Data about app and page elements:
--------------------------------------------------

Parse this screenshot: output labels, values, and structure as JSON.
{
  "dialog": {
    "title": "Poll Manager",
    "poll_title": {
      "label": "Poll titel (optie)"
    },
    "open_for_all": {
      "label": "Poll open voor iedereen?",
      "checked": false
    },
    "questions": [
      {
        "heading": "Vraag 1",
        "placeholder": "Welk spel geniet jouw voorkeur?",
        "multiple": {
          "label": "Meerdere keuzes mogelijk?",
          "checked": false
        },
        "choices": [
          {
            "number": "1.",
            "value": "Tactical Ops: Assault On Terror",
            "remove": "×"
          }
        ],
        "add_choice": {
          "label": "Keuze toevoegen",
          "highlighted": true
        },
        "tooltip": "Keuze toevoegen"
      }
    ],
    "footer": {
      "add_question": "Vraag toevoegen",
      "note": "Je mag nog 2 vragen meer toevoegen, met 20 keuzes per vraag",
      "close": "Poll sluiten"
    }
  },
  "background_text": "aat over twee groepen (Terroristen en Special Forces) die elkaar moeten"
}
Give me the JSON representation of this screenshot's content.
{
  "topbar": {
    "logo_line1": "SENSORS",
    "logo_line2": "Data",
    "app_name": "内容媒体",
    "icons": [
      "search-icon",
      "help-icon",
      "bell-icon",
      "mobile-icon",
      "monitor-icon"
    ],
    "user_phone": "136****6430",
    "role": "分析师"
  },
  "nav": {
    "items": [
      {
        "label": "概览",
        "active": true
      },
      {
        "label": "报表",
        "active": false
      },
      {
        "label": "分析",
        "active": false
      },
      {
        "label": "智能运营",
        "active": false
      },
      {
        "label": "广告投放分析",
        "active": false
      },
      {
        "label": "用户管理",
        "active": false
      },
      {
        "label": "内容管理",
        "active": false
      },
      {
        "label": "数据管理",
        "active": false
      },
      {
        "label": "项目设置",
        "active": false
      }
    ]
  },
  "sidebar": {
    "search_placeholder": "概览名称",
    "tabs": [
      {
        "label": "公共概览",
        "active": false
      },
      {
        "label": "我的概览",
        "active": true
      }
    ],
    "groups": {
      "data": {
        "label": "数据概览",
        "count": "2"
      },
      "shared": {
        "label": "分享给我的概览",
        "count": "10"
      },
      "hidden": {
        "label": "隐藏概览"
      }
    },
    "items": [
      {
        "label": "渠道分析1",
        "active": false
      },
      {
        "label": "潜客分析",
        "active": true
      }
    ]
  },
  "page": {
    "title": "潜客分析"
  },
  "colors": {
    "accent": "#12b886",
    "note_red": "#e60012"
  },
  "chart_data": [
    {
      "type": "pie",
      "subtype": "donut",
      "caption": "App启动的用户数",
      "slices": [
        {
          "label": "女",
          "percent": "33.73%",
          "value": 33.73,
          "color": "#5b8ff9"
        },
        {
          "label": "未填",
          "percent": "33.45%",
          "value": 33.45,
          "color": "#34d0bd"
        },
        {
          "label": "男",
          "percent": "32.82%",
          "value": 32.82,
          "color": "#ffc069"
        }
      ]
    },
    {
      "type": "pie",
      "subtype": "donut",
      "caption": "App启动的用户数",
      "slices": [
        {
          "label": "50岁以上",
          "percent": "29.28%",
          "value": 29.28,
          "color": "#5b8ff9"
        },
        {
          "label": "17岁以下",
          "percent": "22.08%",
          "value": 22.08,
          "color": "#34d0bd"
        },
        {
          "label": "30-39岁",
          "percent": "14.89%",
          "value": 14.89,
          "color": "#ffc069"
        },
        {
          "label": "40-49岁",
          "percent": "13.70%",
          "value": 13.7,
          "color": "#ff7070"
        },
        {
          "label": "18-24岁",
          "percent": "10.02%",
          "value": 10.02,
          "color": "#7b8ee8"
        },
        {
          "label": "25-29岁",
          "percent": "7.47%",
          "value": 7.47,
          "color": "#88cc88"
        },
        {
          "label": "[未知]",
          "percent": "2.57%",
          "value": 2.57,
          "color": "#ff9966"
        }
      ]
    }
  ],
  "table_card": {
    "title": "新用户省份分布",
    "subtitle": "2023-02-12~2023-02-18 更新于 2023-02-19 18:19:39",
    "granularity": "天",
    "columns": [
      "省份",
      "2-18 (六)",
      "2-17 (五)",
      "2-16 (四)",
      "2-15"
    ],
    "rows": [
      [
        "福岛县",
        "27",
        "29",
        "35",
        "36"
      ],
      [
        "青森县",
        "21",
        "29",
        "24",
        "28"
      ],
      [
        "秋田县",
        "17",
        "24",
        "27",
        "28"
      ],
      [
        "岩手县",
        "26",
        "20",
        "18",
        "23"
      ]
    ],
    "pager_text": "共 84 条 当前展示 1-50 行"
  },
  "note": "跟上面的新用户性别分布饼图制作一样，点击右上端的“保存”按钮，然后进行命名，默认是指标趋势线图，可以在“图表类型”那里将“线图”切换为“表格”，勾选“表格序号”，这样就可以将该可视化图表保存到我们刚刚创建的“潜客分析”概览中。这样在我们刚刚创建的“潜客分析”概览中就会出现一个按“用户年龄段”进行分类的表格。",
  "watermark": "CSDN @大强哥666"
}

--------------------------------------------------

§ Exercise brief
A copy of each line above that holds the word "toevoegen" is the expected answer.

§ Answer to the problem
          "label": "Keuze toevoegen",
        "tooltip": "Keuze toevoegen"
      "add_question": "Vraag toevoegen",
      "note": "Je mag nog 2 vragen meer toevoegen, met 20 keuzes per vraag",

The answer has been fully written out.